For the last eleven years, the organisations that represent visual artists, CARFAC & RAAV, have been trying to negotiate standards for the payment of artists at the National Gallery that would be binding – similar to a minimum wage. In 2007, the gallery suddenly refused to negotiate mandatory minimum fees; arguing artists have the right to be paid less if they choose. The gallery was initially found guilty of bargaining in bad faith but this was overturned in a split decision by the Federal Court of Appeal in March 2013.

The Supreme Court approved CARFAC’s request for leave to appeal in August. “We’re happy to have a chance to make our case for the fair payment of artists to the highest court in Canada,” said Karl Beveridge, co-chair of the artists’ negotiation committee.

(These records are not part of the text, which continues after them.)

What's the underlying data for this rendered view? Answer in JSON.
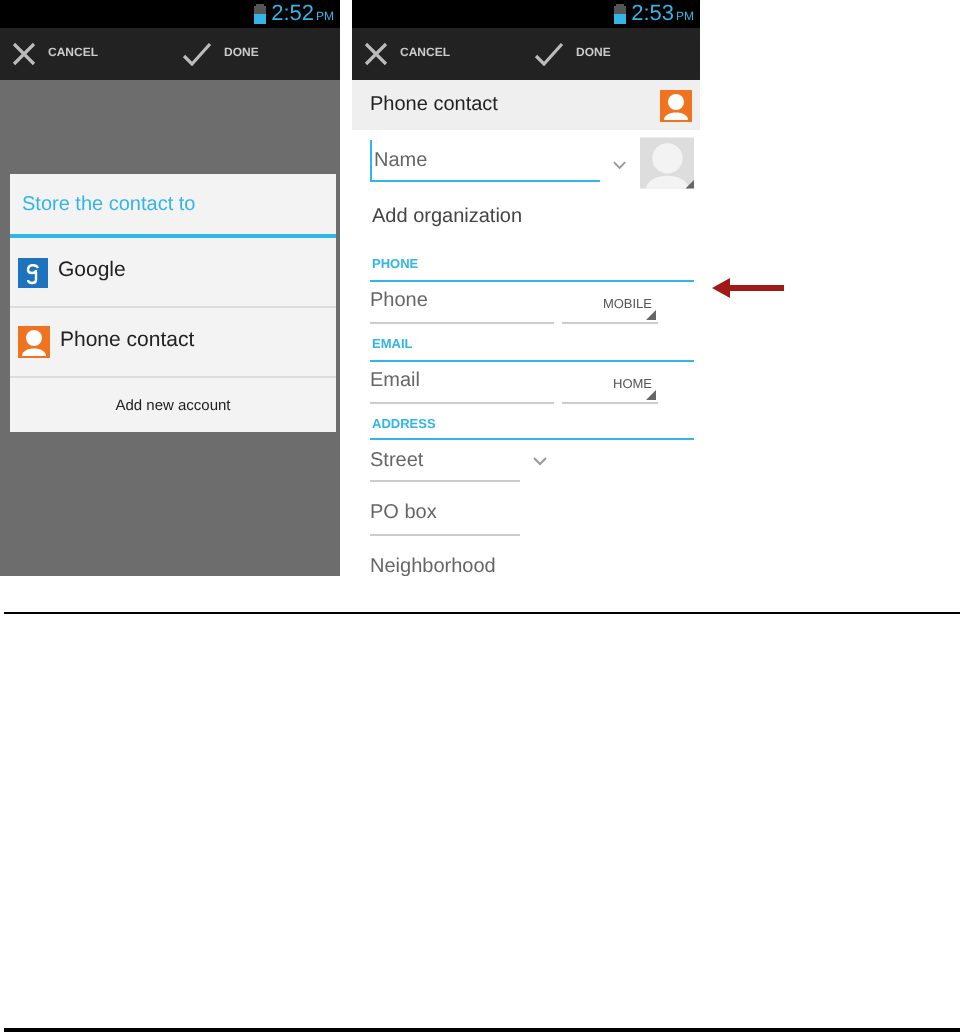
{
  "screens": [
    {
      "status_bar": {
        "time": "2:52",
        "meridiem": "PM"
      },
      "action_bar": [
        {
          "kind": "cancel",
          "label": "CANCEL"
        },
        {
          "kind": "done",
          "label": "DONE"
        }
      ],
      "dialog": {
        "title": "Store the contact to",
        "options": [
          {
            "kind": "google",
            "label": "Google"
          },
          {
            "kind": "phone",
            "label": "Phone contact"
          }
        ],
        "footer": "Add new account"
      }
    },
    {
      "status_bar": {
        "time": "2:53",
        "meridiem": "PM"
      },
      "action_bar": [
        {
          "kind": "cancel",
          "label": "CANCEL"
        },
        {
          "kind": "done",
          "label": "DONE"
        }
      ],
      "account": {
        "label": "Phone contact"
      },
      "form": [
        {
          "kind": "name",
          "placeholder": "Name",
          "focused": true
        },
        {
          "kind": "link",
          "label": "Add organization"
        },
        {
          "kind": "section",
          "label": "PHONE"
        },
        {
          "kind": "typed",
          "placeholder": "Phone",
          "type": "MOBILE"
        },
        {
          "kind": "section",
          "label": "EMAIL"
        },
        {
          "kind": "typed",
          "placeholder": "Email",
          "type": "HOME"
        },
        {
          "kind": "section",
          "label": "ADDRESS"
        },
        {
          "kind": "expand",
          "placeholder": "Street"
        },
        {
          "kind": "field",
          "placeholder": "PO box"
        },
        {
          "kind": "field",
          "placeholder": "Neighborhood"
        }
      ]
    }
  ]
}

Half ofCanada’s visual artists earn less than $8000 a year. Most artists want to have their work in the National Gallery – and there is a lot of pressure to give away their rights. Setting binding minimum fees would relieve that pressure and ensure that all artists who work with the National Gallery are treated fairly

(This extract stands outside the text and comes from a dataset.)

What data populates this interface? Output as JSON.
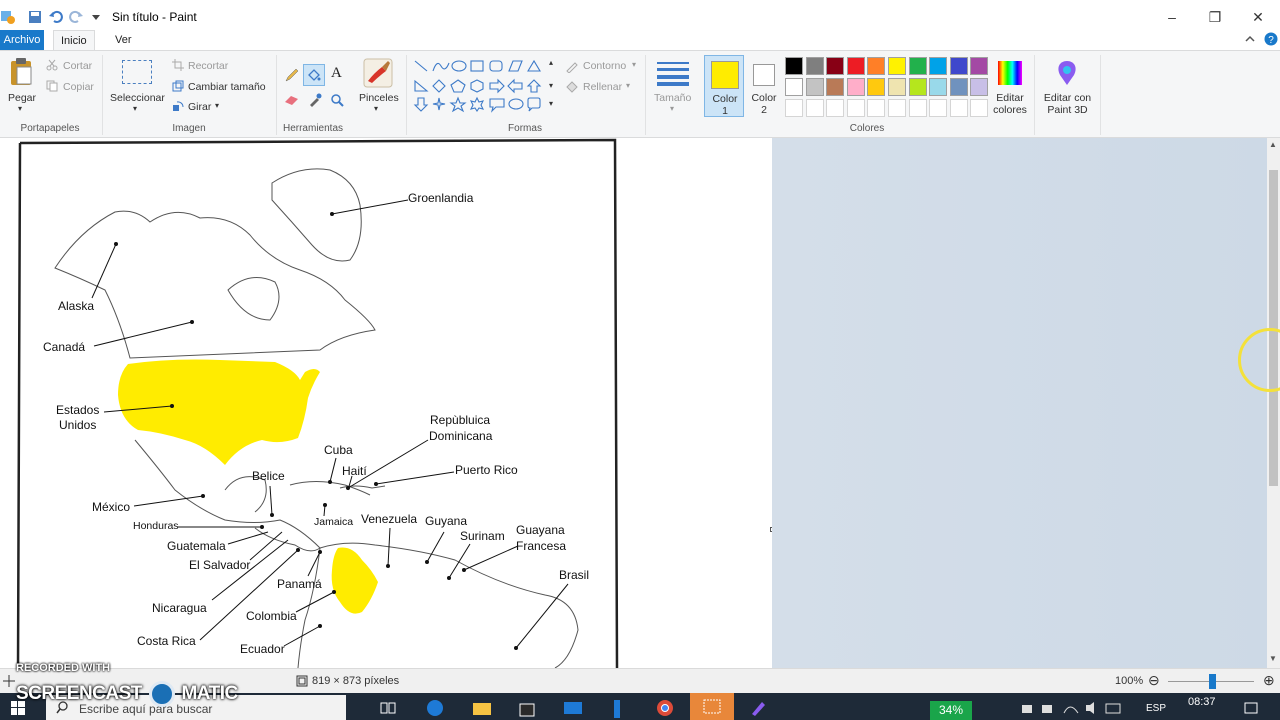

CARFAC is appealing to members to donate to costs of continuing fight in court. “A donation of $25, $50 or whatever you can afford will help us make it clear to the gallery that artists not only have legal rights – but are prepared to defend them. “ October 2013